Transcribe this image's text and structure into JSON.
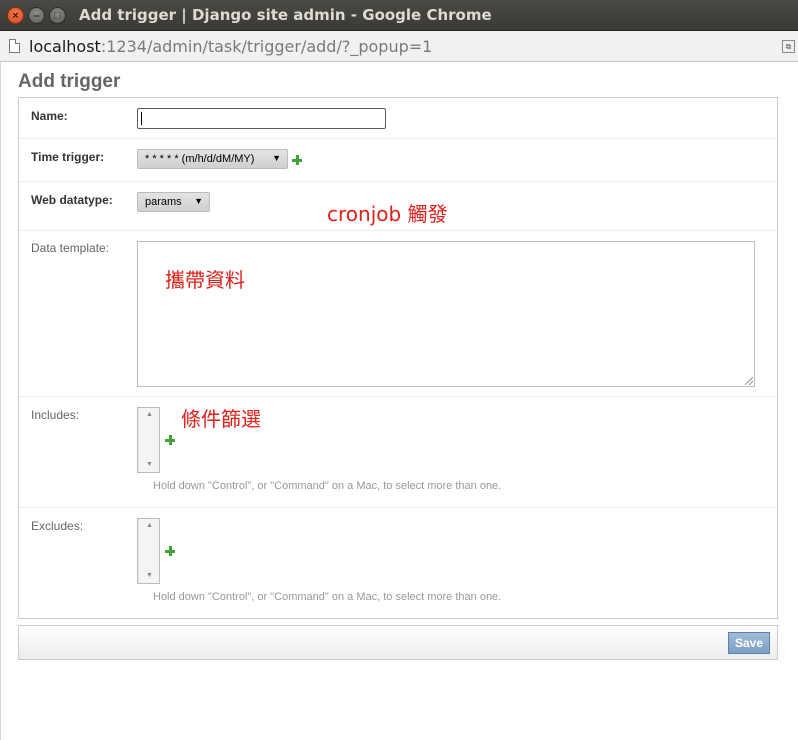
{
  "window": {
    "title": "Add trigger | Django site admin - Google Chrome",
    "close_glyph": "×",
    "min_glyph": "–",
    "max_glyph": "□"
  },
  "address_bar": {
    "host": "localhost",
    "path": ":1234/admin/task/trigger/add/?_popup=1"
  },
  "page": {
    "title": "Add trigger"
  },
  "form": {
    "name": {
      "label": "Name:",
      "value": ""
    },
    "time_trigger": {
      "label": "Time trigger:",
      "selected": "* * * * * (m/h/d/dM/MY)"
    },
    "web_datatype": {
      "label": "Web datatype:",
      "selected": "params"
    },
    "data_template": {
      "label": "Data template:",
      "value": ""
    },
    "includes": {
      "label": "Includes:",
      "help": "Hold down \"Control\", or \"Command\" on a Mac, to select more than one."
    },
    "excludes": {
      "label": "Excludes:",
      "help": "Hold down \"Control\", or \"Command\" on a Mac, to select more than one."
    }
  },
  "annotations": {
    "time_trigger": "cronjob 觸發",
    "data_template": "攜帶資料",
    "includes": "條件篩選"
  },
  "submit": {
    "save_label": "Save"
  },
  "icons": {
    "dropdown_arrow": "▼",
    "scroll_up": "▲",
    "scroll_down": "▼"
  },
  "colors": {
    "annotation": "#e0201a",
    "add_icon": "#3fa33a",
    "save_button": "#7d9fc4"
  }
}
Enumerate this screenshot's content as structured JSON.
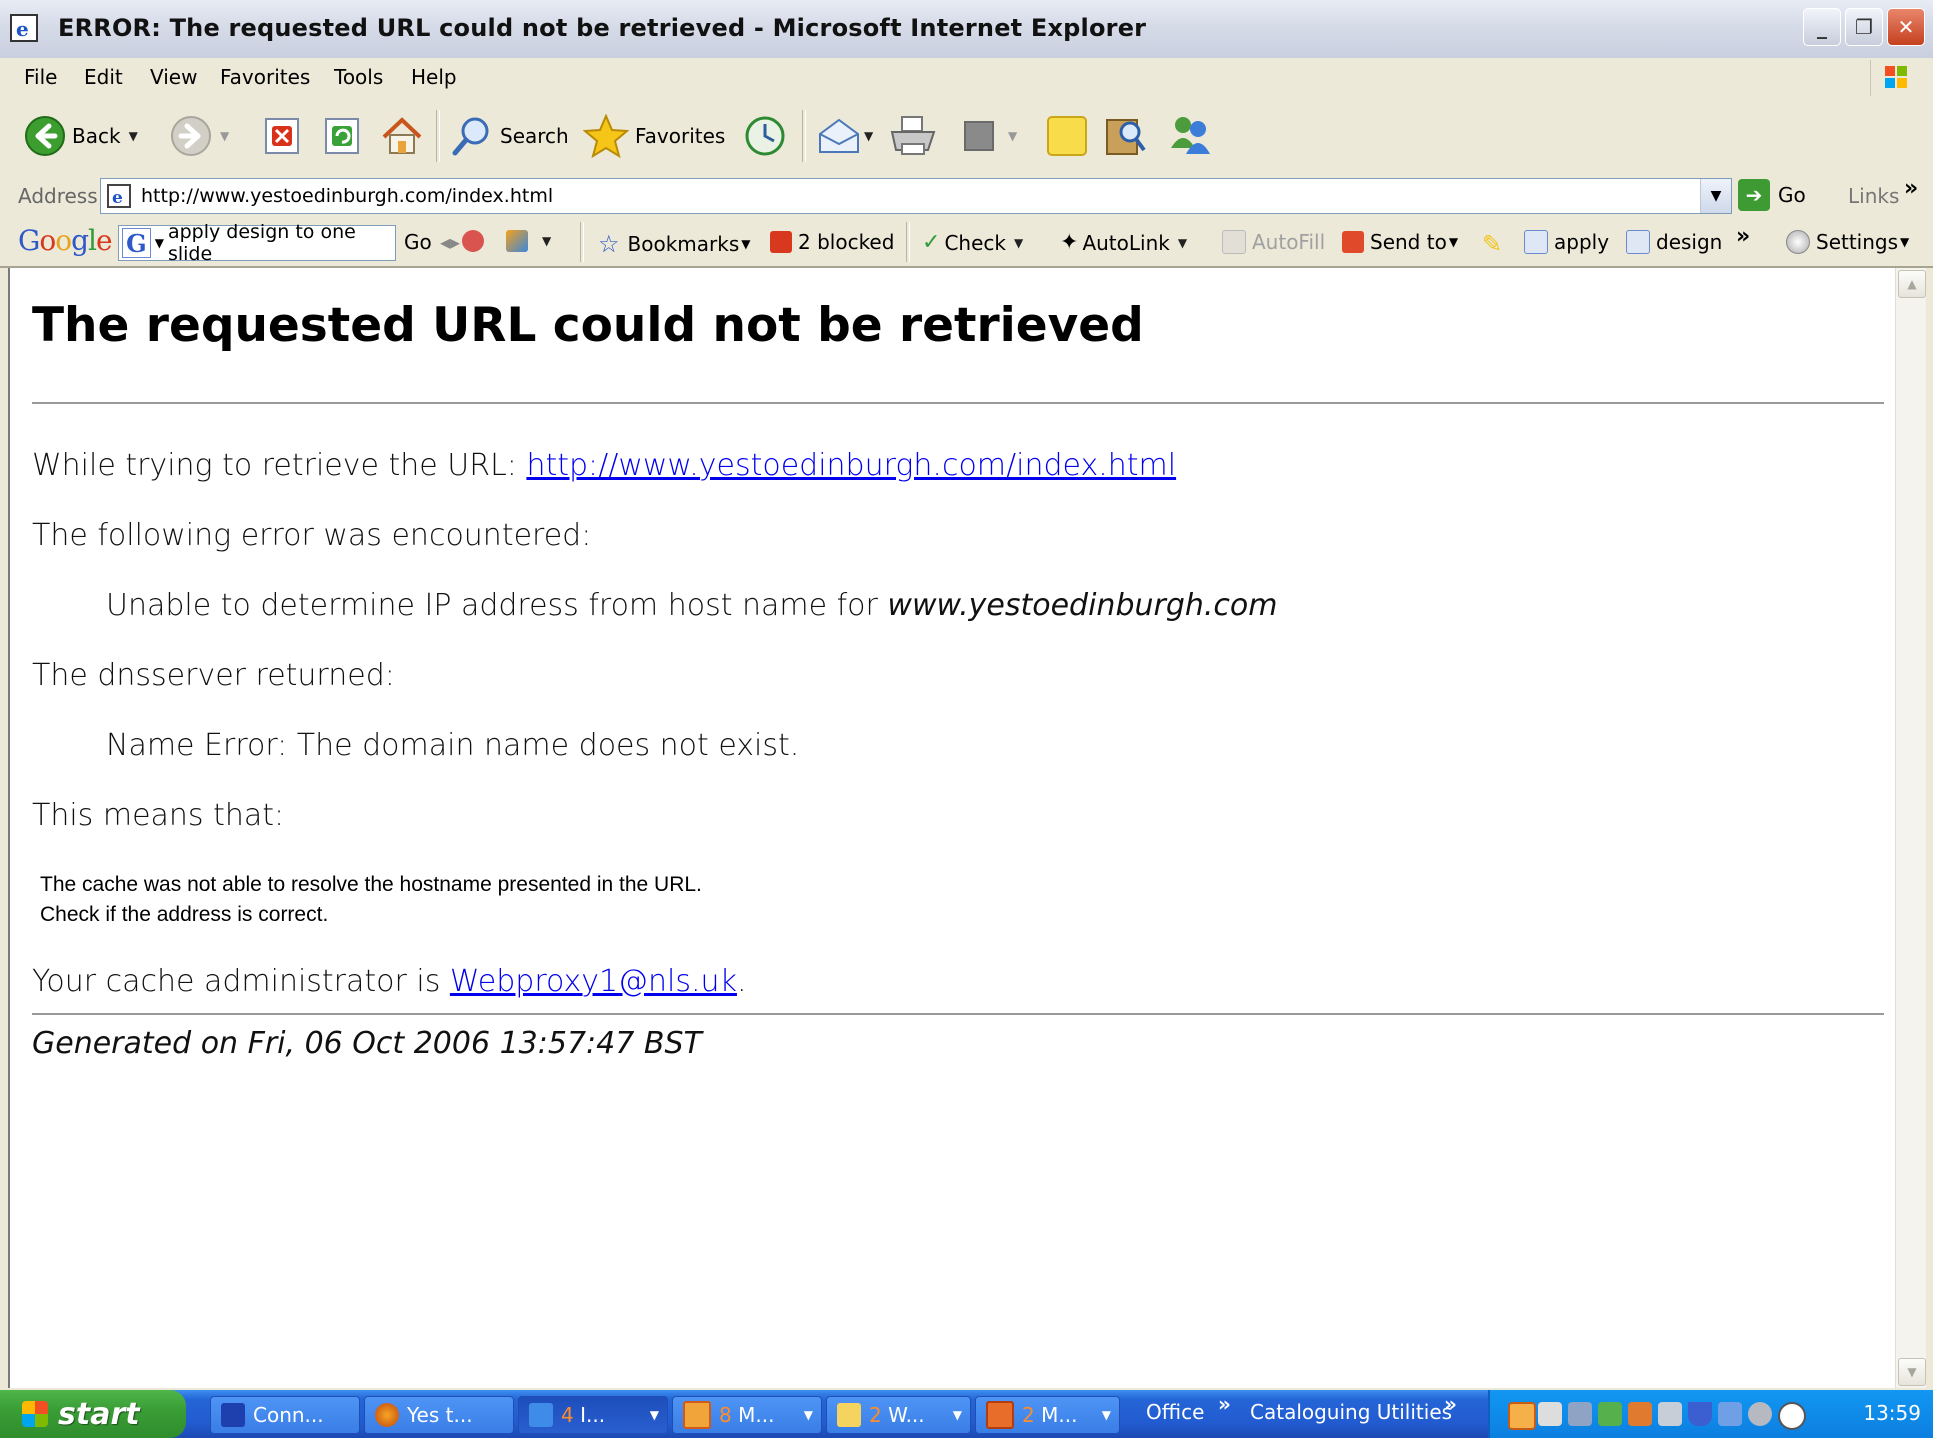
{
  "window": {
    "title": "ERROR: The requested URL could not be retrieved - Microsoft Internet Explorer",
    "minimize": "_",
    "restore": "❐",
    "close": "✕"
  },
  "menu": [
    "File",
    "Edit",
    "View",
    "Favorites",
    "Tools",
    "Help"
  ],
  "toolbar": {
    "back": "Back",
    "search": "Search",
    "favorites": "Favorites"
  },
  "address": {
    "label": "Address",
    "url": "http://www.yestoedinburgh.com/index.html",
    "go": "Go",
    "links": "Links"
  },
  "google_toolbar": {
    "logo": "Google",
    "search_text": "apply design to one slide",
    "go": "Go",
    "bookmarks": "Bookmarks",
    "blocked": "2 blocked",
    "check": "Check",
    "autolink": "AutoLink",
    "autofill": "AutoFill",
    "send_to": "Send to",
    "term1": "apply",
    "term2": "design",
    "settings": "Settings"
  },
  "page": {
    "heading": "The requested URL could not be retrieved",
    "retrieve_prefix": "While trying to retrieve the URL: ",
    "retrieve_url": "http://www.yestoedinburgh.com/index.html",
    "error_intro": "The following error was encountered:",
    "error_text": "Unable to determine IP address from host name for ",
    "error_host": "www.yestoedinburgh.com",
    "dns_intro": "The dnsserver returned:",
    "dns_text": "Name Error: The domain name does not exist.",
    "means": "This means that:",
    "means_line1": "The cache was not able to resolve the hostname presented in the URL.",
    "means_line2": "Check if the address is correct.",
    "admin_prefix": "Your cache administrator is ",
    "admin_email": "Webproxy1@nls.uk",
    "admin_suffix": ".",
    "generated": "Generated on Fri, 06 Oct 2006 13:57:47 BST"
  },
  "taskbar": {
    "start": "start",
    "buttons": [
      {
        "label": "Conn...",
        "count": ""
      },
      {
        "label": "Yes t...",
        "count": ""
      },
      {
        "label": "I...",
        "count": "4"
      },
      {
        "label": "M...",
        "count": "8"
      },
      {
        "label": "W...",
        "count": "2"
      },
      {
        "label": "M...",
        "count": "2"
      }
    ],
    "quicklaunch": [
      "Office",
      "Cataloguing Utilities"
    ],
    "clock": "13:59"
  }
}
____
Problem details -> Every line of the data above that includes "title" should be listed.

Exercise answer ->
    "title": "Add trigger | Django site admin - Google Chrome",
    "title": "Add trigger"
    "title": "ERROR: The requested URL could not be retrieved - Microsoft Internet Explorer",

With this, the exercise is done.